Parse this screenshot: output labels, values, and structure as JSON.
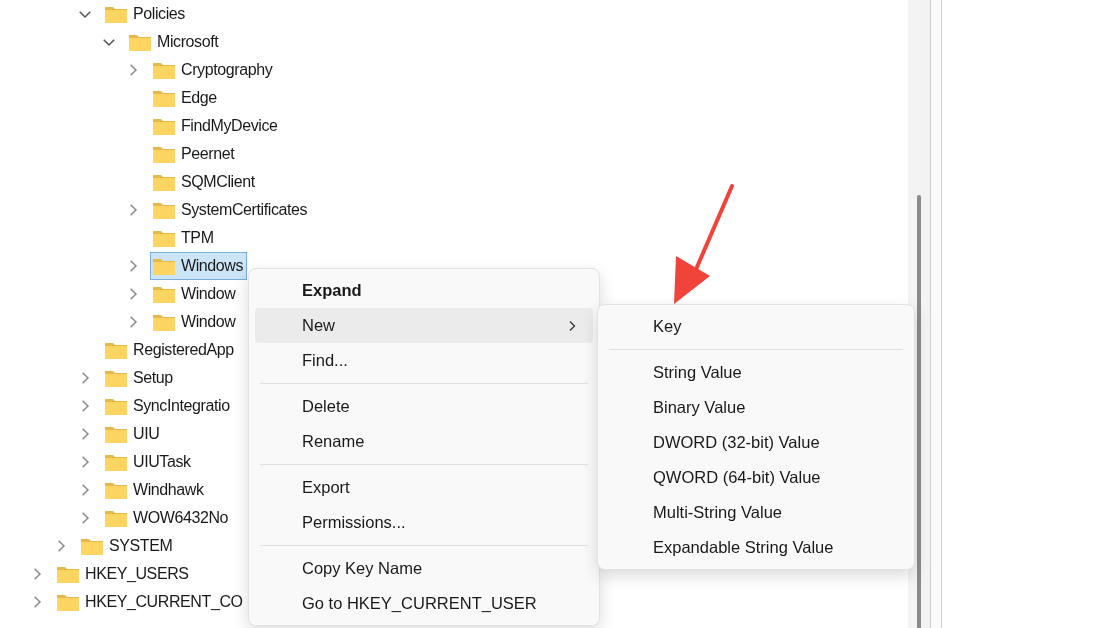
{
  "tree": [
    {
      "children": [
        {
          "children": [
            {
              "children": [
                {
                  "name": "Policies",
                  "expandable": true,
                  "expanded": true,
                  "selected": false,
                  "children": [
                    {
                      "name": "Microsoft",
                      "expandable": true,
                      "expanded": true,
                      "selected": false,
                      "children": [
                        {
                          "name": "Cryptography",
                          "expandable": true,
                          "expanded": false,
                          "selected": false
                        },
                        {
                          "name": "Edge",
                          "selected": false
                        },
                        {
                          "name": "FindMyDevice",
                          "selected": false
                        },
                        {
                          "name": "Peernet",
                          "selected": false
                        },
                        {
                          "name": "SQMClient",
                          "selected": false
                        },
                        {
                          "name": "SystemCertificates",
                          "expandable": true,
                          "expanded": false,
                          "selected": false
                        },
                        {
                          "name": "TPM",
                          "selected": false
                        },
                        {
                          "name": "Windows",
                          "expandable": true,
                          "expanded": false,
                          "selected": true
                        },
                        {
                          "name": "Window",
                          "expandable": true,
                          "expanded": false,
                          "selected": false
                        },
                        {
                          "name": "Window",
                          "expandable": true,
                          "expanded": false,
                          "selected": false
                        }
                      ]
                    }
                  ]
                },
                {
                  "name": "RegisteredApp",
                  "selected": false
                },
                {
                  "name": "Setup",
                  "expandable": true,
                  "expanded": false,
                  "selected": false
                },
                {
                  "name": "SyncIntegratio",
                  "expandable": true,
                  "expanded": false,
                  "selected": false
                },
                {
                  "name": "UIU",
                  "expandable": true,
                  "expanded": false,
                  "selected": false
                },
                {
                  "name": "UIUTask",
                  "expandable": true,
                  "expanded": false,
                  "selected": false
                },
                {
                  "name": "Windhawk",
                  "expandable": true,
                  "expanded": false,
                  "selected": false
                },
                {
                  "name": "WOW6432No",
                  "expandable": true,
                  "expanded": false,
                  "selected": false
                }
              ]
            },
            {
              "name": "SYSTEM",
              "expandable": true,
              "expanded": false,
              "selected": false
            }
          ]
        },
        {
          "name": "HKEY_USERS",
          "expandable": true,
          "expanded": false,
          "selected": false
        },
        {
          "name": "HKEY_CURRENT_CO",
          "expandable": true,
          "expanded": false,
          "selected": false
        }
      ]
    }
  ],
  "context_menu": [
    {
      "kind": "item",
      "label": "Expand",
      "bold": true,
      "selected": false,
      "submenu": false
    },
    {
      "kind": "item",
      "label": "New",
      "bold": false,
      "selected": true,
      "submenu": true
    },
    {
      "kind": "item",
      "label": "Find...",
      "bold": false,
      "selected": false,
      "submenu": false
    },
    {
      "kind": "separator"
    },
    {
      "kind": "item",
      "label": "Delete",
      "bold": false,
      "selected": false,
      "submenu": false
    },
    {
      "kind": "item",
      "label": "Rename",
      "bold": false,
      "selected": false,
      "submenu": false
    },
    {
      "kind": "separator"
    },
    {
      "kind": "item",
      "label": "Export",
      "bold": false,
      "selected": false,
      "submenu": false
    },
    {
      "kind": "item",
      "label": "Permissions...",
      "bold": false,
      "selected": false,
      "submenu": false
    },
    {
      "kind": "separator"
    },
    {
      "kind": "item",
      "label": "Copy Key Name",
      "bold": false,
      "selected": false,
      "submenu": false
    },
    {
      "kind": "item",
      "label": "Go to HKEY_CURRENT_USER",
      "bold": false,
      "selected": false,
      "submenu": false
    }
  ],
  "submenu": [
    {
      "kind": "item",
      "label": "Key"
    },
    {
      "kind": "separator"
    },
    {
      "kind": "item",
      "label": "String Value"
    },
    {
      "kind": "item",
      "label": "Binary Value"
    },
    {
      "kind": "item",
      "label": "DWORD (32-bit) Value"
    },
    {
      "kind": "item",
      "label": "QWORD (64-bit) Value"
    },
    {
      "kind": "item",
      "label": "Multi-String Value"
    },
    {
      "kind": "item",
      "label": "Expandable String Value"
    }
  ]
}
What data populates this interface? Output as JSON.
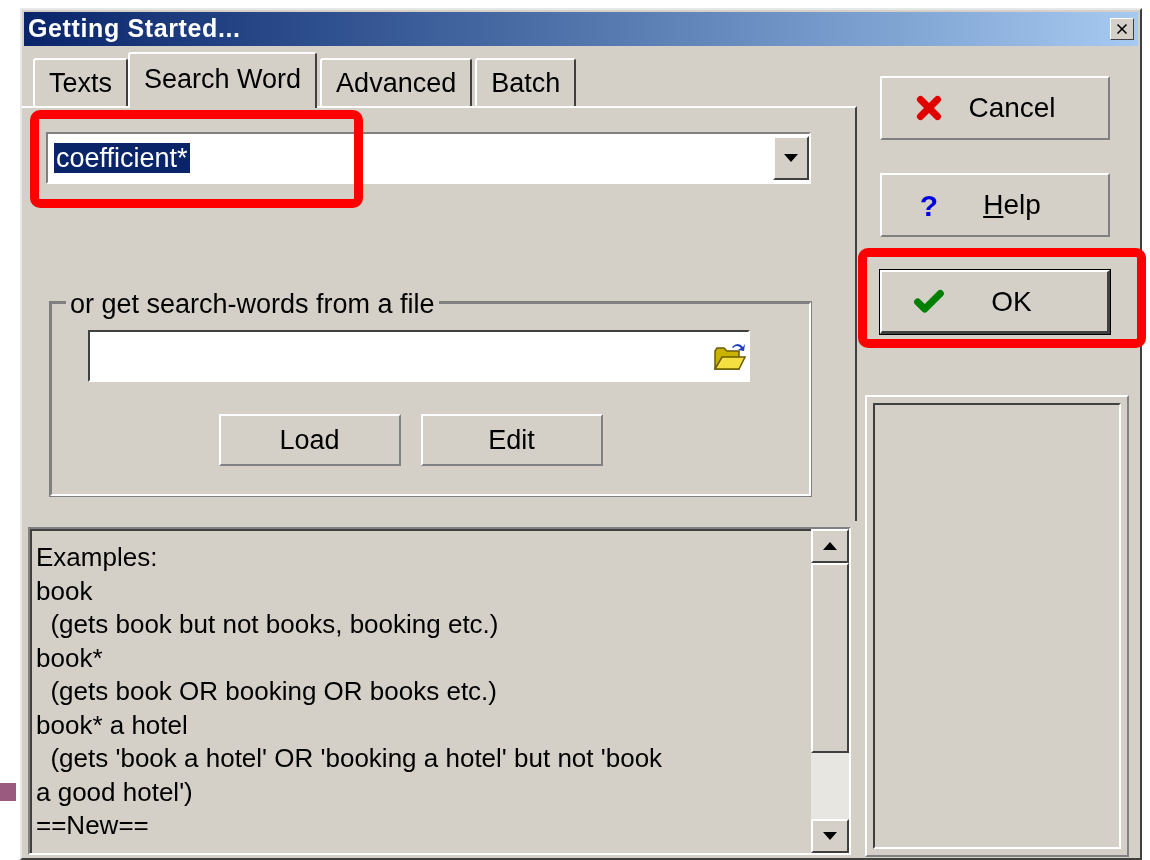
{
  "window": {
    "title": "Getting Started..."
  },
  "tabs": [
    {
      "label": "Texts",
      "selected": false
    },
    {
      "label": "Search Word",
      "selected": true
    },
    {
      "label": "Advanced",
      "selected": false
    },
    {
      "label": "Batch",
      "selected": false
    }
  ],
  "search_field": {
    "value": "coefficient*",
    "text_selected": true,
    "highlighted": true
  },
  "file_group": {
    "title": "or get search-words from a file",
    "buttons": [
      "Load",
      "Edit"
    ]
  },
  "examples": [
    "Examples:",
    "book",
    "  (gets book but not books, booking etc.)",
    "book*",
    "  (gets book OR booking OR books etc.)",
    "book* a hotel",
    "  (gets 'book a hotel' OR 'booking a hotel' but not 'book",
    "a good hotel')",
    "==New=="
  ],
  "buttons": [
    {
      "kind": "cancel",
      "label": "Cancel",
      "underline_first": false,
      "highlighted": false,
      "focused": false
    },
    {
      "kind": "help",
      "label": "Help",
      "icon": "?",
      "underline_first": true,
      "highlighted": false,
      "focused": false
    },
    {
      "kind": "ok",
      "label": "OK",
      "underline_first": false,
      "highlighted": true,
      "focused": true
    }
  ]
}
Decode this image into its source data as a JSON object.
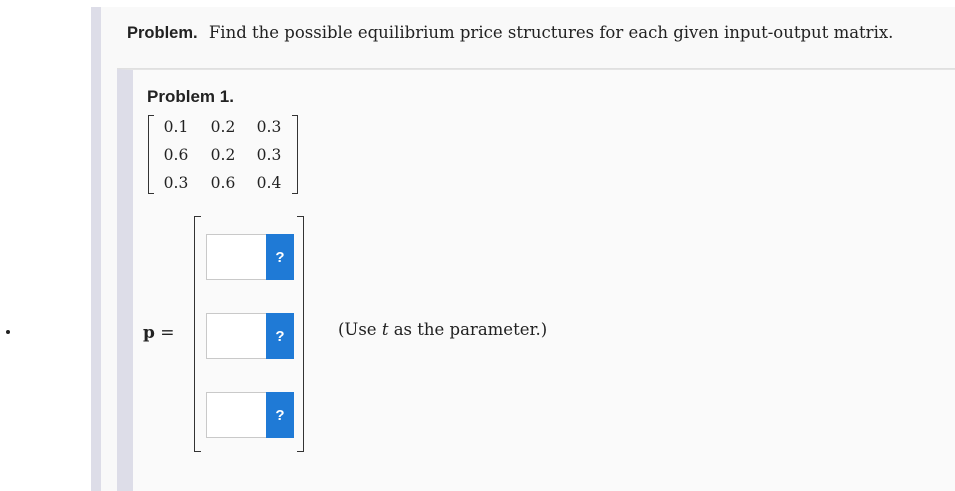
{
  "problem": {
    "label": "Problem.",
    "text": "Find the possible equilibrium price structures for each given input-output matrix."
  },
  "sub_problem": {
    "title": "Problem 1.",
    "matrix": [
      [
        "0.1",
        "0.2",
        "0.3"
      ],
      [
        "0.6",
        "0.2",
        "0.3"
      ],
      [
        "0.3",
        "0.6",
        "0.4"
      ]
    ]
  },
  "answer": {
    "vector_symbol": "p",
    "equals": "=",
    "fields": [
      {
        "value": "",
        "help_label": "?"
      },
      {
        "value": "",
        "help_label": "?"
      },
      {
        "value": "",
        "help_label": "?"
      }
    ],
    "note_prefix": "(Use ",
    "note_var": "t",
    "note_suffix": " as the parameter.)"
  },
  "colors": {
    "help_button": "#1f7ad6",
    "side_bar": "#dddde8"
  }
}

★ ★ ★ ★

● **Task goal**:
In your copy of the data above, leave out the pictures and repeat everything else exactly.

● **Answer to the exercise**:
Parse this screenshot: output labels, values, and structure as JSON.
{
  "tree": [
    {
      "children": [
        {
          "children": [
            {
              "children": [
                {
                  "name": "Policies",
                  "expandable": true,
                  "expanded": true,
                  "selected": false,
                  "children": [
                    {
                      "name": "Microsoft",
                      "expandable": true,
                      "expanded": true,
                      "selected": false,
                      "children": [
                        {
                          "name": "Cryptography",
                          "expandable": true,
                          "expanded": false,
                          "selected": false
                        },
                        {
                          "name": "Edge",
                          "selected": false
                        },
                        {
                          "name": "FindMyDevice",
                          "selected": false
                        },
                        {
                          "name": "Peernet",
                          "selected": false
                        },
                        {
                          "name": "SQMClient",
                          "selected": false
                        },
                        {
                          "name": "SystemCertificates",
                          "expandable": true,
                          "expanded": false,
                          "selected": false
                        },
                        {
                          "name": "TPM",
                          "selected": false
                        },
                        {
                          "name": "Windows",
                          "expandable": true,
                          "expanded": false,
                          "selected": true
                        },
                        {
                          "name": "Window",
                          "expandable": true,
                          "expanded": false,
                          "selected": false
                        },
                        {
                          "name": "Window",
                          "expandable": true,
                          "expanded": false,
                          "selected": false
                        }
                      ]
                    }
                  ]
                },
                {
                  "name": "RegisteredApp",
                  "selected": false
                },
                {
                  "name": "Setup",
                  "expandable": true,
                  "expanded": false,
                  "selected": false
                },
                {
                  "name": "SyncIntegratio",
                  "expandable": true,
                  "expanded": false,
                  "selected": false
                },
                {
                  "name": "UIU",
                  "expandable": true,
                  "expanded": false,
                  "selected": false
                },
                {
                  "name": "UIUTask",
                  "expandable": true,
                  "expanded": false,
                  "selected": false
                },
                {
                  "name": "Windhawk",
                  "expandable": true,
                  "expanded": false,
                  "selected": false
                },
                {
                  "name": "WOW6432No",
                  "expandable": true,
                  "expanded": false,
                  "selected": false
                }
              ]
            },
            {
              "name": "SYSTEM",
              "expandable": true,
              "expanded": false,
              "selected": false
            }
          ]
        },
        {
          "name": "HKEY_USERS",
          "expandable": true,
          "expanded": false,
          "selected": false
        },
        {
          "name": "HKEY_CURRENT_CO",
          "expandable": true,
          "expanded": false,
          "selected": false
        }
      ]
    }
  ],
  "context_menu": [
    {
      "kind": "item",
      "label": "Expand",
      "bold": true,
      "selected": false,
      "submenu": false
    },
    {
      "kind": "item",
      "label": "New",
      "bold": false,
      "selected": true,
      "submenu": true
    },
    {
      "kind": "item",
      "label": "Find...",
      "bold": false,
      "selected": false,
      "submenu": false
    },
    {
      "kind": "separator"
    },
    {
      "kind": "item",
      "label": "Delete",
      "bold": false,
      "selected": false,
      "submenu": false
    },
    {
      "kind": "item",
      "label": "Rename",
      "bold": false,
      "selected": false,
      "submenu": false
    },
    {
      "kind": "separator"
    },
    {
      "kind": "item",
      "label": "Export",
      "bold": false,
      "selected": false,
      "submenu": false
    },
    {
      "kind": "item",
      "label": "Permissions...",
      "bold": false,
      "selected": false,
      "submenu": false
    },
    {
      "kind": "separator"
    },
    {
      "kind": "item",
      "label": "Copy Key Name",
      "bold": false,
      "selected": false,
      "submenu": false
    },
    {
      "kind": "item",
      "label": "Go to HKEY_CURRENT_USER",
      "bold": false,
      "selected": false,
      "submenu": false
    }
  ],
  "submenu": [
    {
      "kind": "item",
      "label": "Key"
    },
    {
      "kind": "separator"
    },
    {
      "kind": "item",
      "label": "String Value"
    },
    {
      "kind": "item",
      "label": "Binary Value"
    },
    {
      "kind": "item",
      "label": "DWORD (32-bit) Value"
    },
    {
      "kind": "item",
      "label": "QWORD (64-bit) Value"
    },
    {
      "kind": "item",
      "label": "Multi-String Value"
    },
    {
      "kind": "item",
      "label": "Expandable String Value"
    }
  ]
}
What data populates this interface? Output as JSON.
{
  "window": {
    "title": "Getting Started..."
  },
  "tabs": [
    {
      "label": "Texts",
      "selected": false
    },
    {
      "label": "Search Word",
      "selected": true
    },
    {
      "label": "Advanced",
      "selected": false
    },
    {
      "label": "Batch",
      "selected": false
    }
  ],
  "search_field": {
    "value": "coefficient*",
    "text_selected": true,
    "highlighted": true
  },
  "file_group": {
    "title": "or get search-words from a file",
    "buttons": [
      "Load",
      "Edit"
    ]
  },
  "examples": [
    "Examples:",
    "book",
    "  (gets book but not books, booking etc.)",
    "book*",
    "  (gets book OR booking OR books etc.)",
    "book* a hotel",
    "  (gets 'book a hotel' OR 'booking a hotel' but not 'book",
    "a good hotel')",
    "==New=="
  ],
  "buttons": [
    {
      "kind": "cancel",
      "label": "Cancel",
      "underline_first": false,
      "highlighted": false,
      "focused": false
    },
    {
      "kind": "help",
      "label": "Help",
      "icon": "?",
      "underline_first": true,
      "highlighted": false,
      "focused": false
    },
    {
      "kind": "ok",
      "label": "OK",
      "underline_first": false,
      "highlighted": true,
      "focused": true
    }
  ]
}
Decode this image into its source data as a JSON object.
{
  "problem": {
    "label": "Problem.",
    "text": "Find the possible equilibrium price structures for each given input-output matrix."
  },
  "sub_problem": {
    "title": "Problem 1.",
    "matrix": [
      [
        "0.1",
        "0.2",
        "0.3"
      ],
      [
        "0.6",
        "0.2",
        "0.3"
      ],
      [
        "0.3",
        "0.6",
        "0.4"
      ]
    ]
  },
  "answer": {
    "vector_symbol": "p",
    "equals": "=",
    "fields": [
      {
        "value": "",
        "help_label": "?"
      },
      {
        "value": "",
        "help_label": "?"
      },
      {
        "value": "",
        "help_label": "?"
      }
    ],
    "note_prefix": "(Use ",
    "note_var": "t",
    "note_suffix": " as the parameter.)"
  },
  "colors": {
    "help_button": "#1f7ad6",
    "side_bar": "#dddde8"
  }
}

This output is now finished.